App and web page records
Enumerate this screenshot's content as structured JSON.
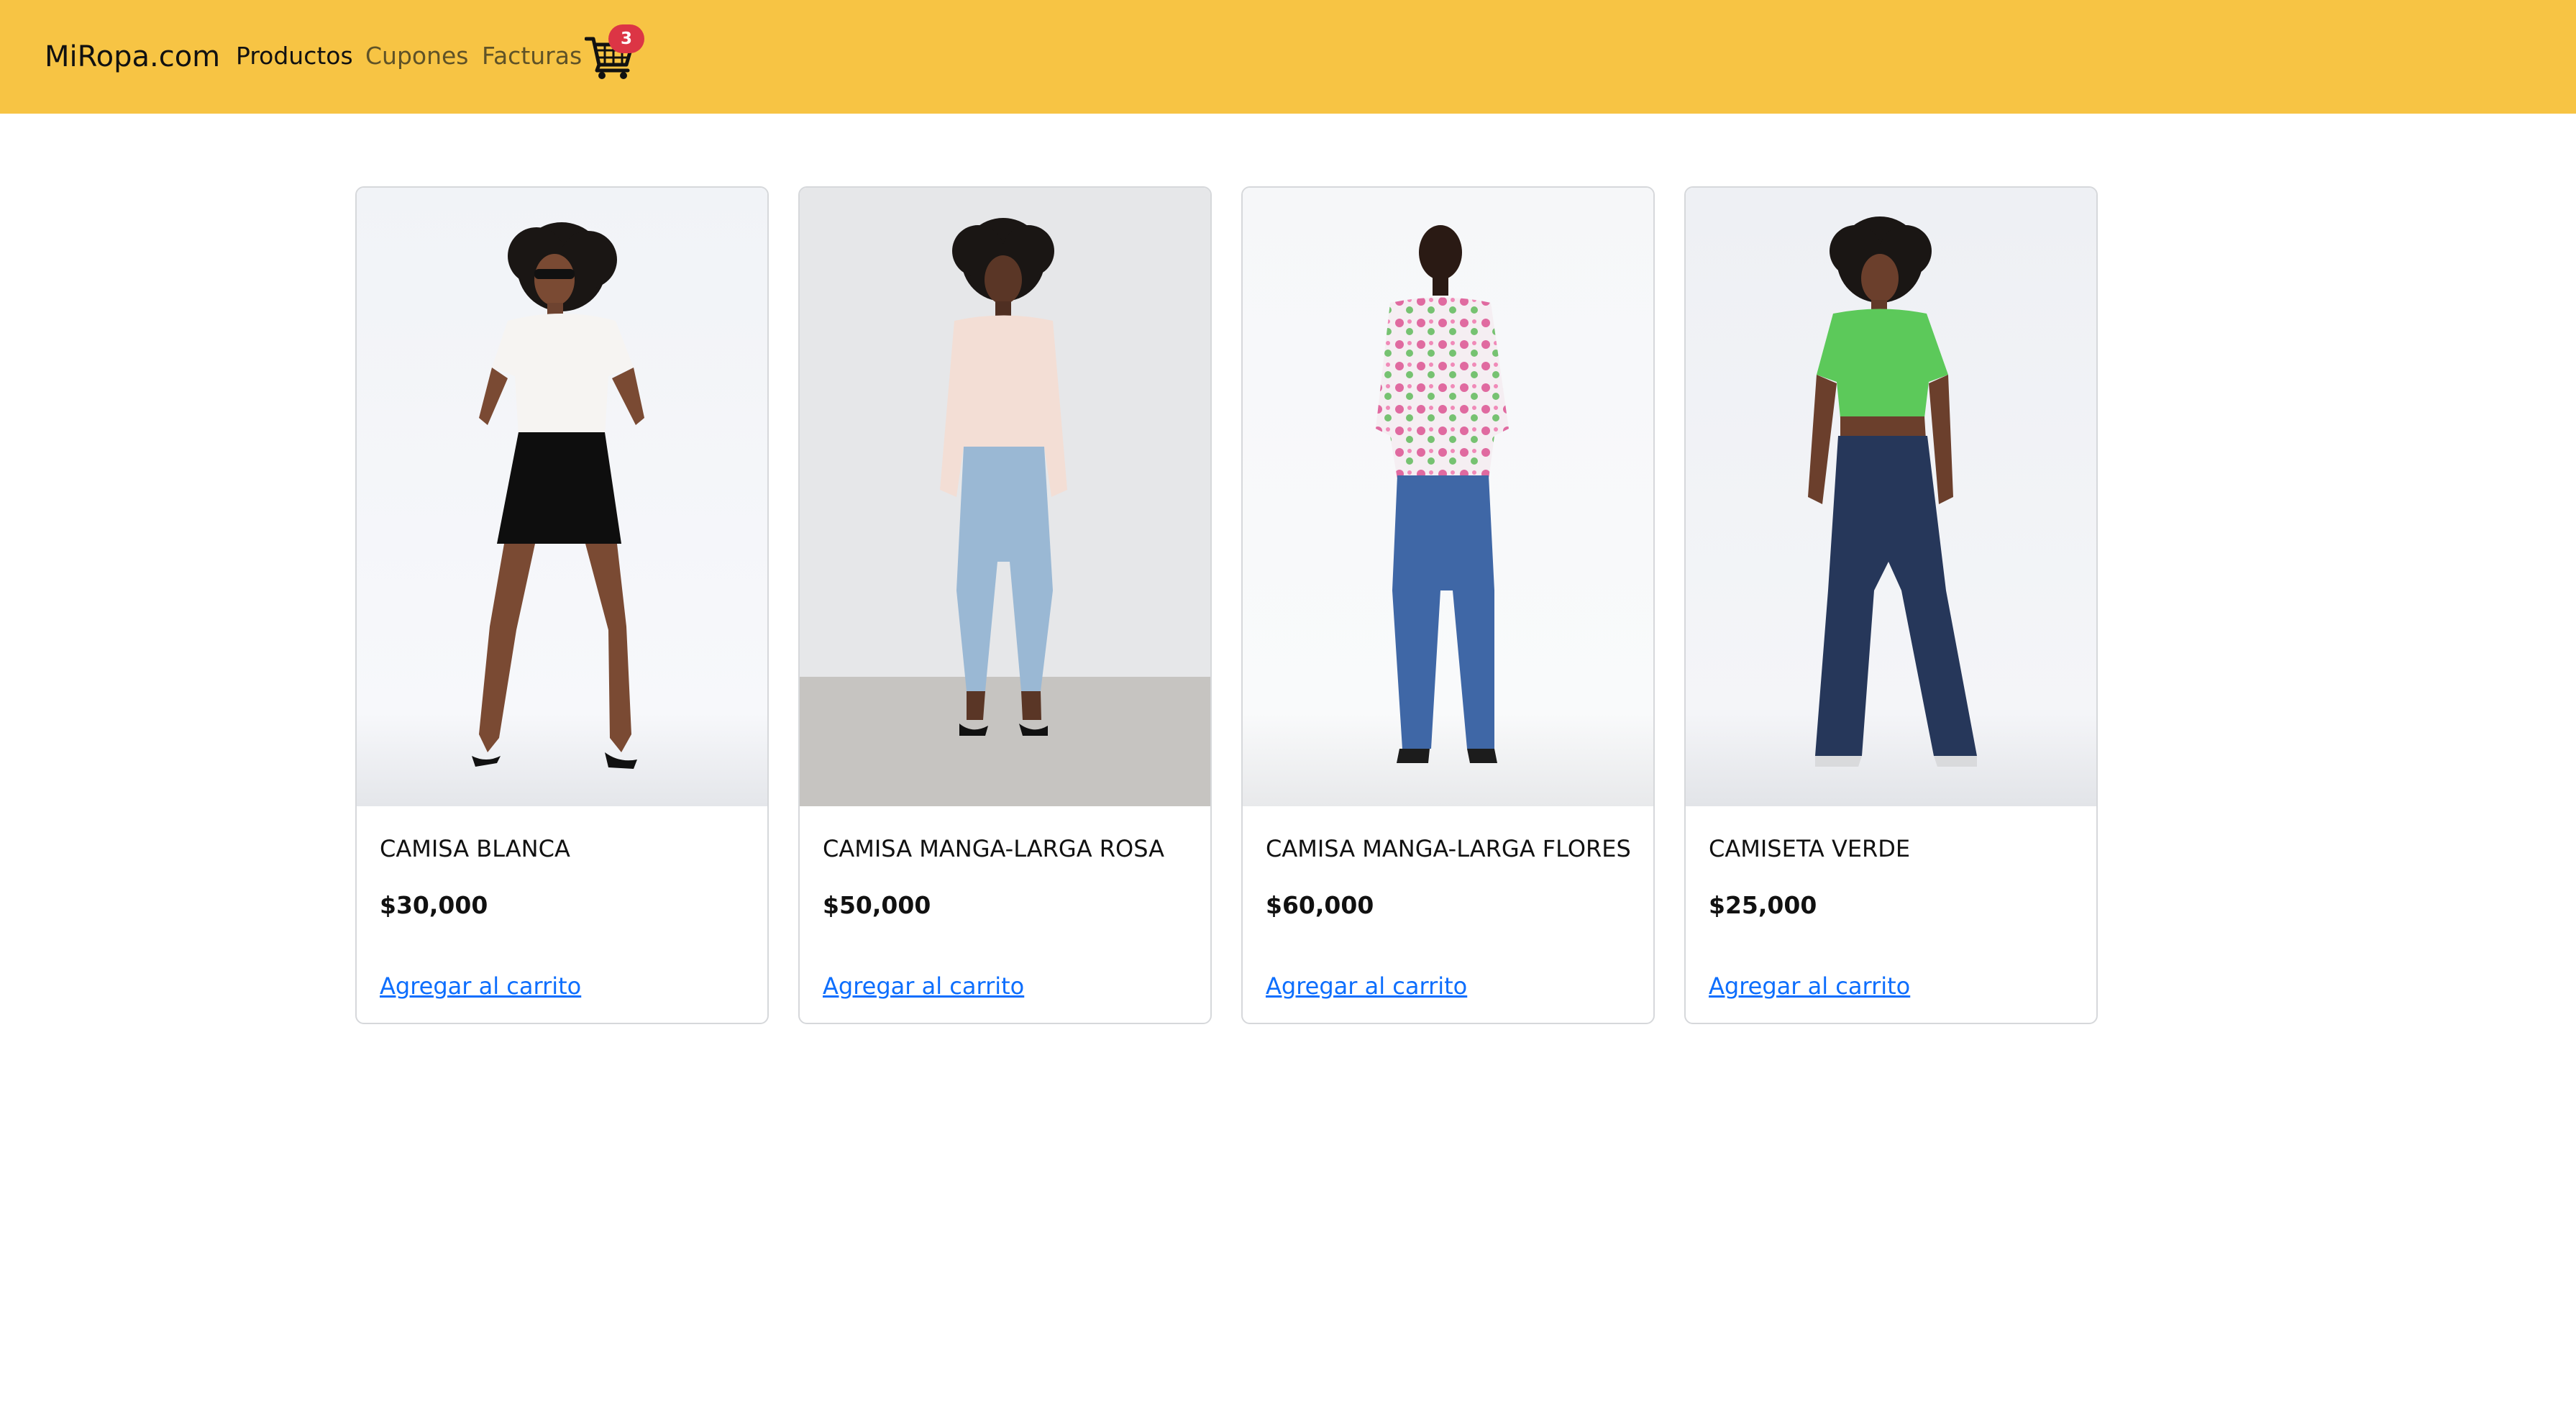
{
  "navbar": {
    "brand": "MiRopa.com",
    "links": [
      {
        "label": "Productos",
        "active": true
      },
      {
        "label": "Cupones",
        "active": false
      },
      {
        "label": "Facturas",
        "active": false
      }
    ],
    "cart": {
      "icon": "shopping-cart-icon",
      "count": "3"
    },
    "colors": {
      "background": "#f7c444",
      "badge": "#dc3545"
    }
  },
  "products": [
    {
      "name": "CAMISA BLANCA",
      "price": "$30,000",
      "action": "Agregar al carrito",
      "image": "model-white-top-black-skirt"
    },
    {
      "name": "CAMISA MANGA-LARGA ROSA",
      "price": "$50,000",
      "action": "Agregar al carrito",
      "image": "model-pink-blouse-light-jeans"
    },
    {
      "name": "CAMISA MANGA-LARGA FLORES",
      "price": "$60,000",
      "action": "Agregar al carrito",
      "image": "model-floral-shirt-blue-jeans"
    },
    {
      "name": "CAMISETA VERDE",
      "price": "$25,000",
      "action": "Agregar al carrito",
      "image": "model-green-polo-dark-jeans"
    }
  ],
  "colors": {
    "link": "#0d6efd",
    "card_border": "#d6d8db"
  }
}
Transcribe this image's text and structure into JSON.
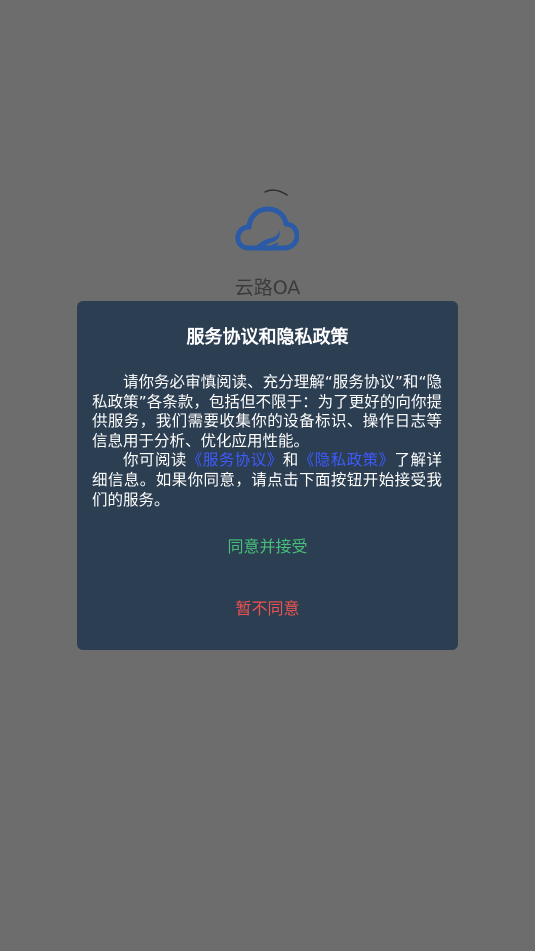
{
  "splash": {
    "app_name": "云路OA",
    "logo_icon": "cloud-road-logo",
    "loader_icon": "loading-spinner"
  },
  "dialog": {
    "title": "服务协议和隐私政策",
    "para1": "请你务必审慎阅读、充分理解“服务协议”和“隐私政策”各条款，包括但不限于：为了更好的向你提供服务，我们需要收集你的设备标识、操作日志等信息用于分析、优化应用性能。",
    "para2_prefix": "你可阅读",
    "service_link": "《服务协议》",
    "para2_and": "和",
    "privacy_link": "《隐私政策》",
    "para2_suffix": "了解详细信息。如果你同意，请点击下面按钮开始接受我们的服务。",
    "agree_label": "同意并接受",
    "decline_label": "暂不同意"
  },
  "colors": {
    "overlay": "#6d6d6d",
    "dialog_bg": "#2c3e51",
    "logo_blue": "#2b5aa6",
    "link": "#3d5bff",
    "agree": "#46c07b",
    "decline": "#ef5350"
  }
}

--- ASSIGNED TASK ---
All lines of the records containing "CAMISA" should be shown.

--- EXERCISE RESULT ---
      "name": "CAMISA BLANCA",
      "name": "CAMISA MANGA-LARGA ROSA",
      "name": "CAMISA MANGA-LARGA FLORES",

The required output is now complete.